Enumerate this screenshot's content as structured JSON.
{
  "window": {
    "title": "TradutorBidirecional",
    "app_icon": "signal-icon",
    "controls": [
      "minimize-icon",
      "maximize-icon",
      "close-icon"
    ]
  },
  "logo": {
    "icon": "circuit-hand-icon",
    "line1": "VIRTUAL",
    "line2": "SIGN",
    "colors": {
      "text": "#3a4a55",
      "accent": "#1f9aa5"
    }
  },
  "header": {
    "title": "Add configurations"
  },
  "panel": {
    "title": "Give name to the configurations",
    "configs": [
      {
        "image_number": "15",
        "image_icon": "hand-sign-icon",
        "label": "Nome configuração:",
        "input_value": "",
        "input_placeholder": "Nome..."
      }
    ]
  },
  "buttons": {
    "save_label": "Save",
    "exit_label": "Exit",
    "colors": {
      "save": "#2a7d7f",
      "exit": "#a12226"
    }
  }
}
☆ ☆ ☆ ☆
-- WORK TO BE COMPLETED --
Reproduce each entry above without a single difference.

-- SOLUTION FOR THIS PROBLEM --
Enumerate this screenshot's content as structured JSON.
{
  "window": {
    "title": "TradutorBidirecional",
    "app_icon": "signal-icon",
    "controls": [
      "minimize-icon",
      "maximize-icon",
      "close-icon"
    ]
  },
  "logo": {
    "icon": "circuit-hand-icon",
    "line1": "VIRTUAL",
    "line2": "SIGN",
    "colors": {
      "text": "#3a4a55",
      "accent": "#1f9aa5"
    }
  },
  "header": {
    "title": "Add configurations"
  },
  "panel": {
    "title": "Give name to the configurations",
    "configs": [
      {
        "image_number": "15",
        "image_icon": "hand-sign-icon",
        "label": "Nome configuração:",
        "input_value": "",
        "input_placeholder": "Nome..."
      }
    ]
  },
  "buttons": {
    "save_label": "Save",
    "exit_label": "Exit",
    "colors": {
      "save": "#2a7d7f",
      "exit": "#a12226"
    }
  }
}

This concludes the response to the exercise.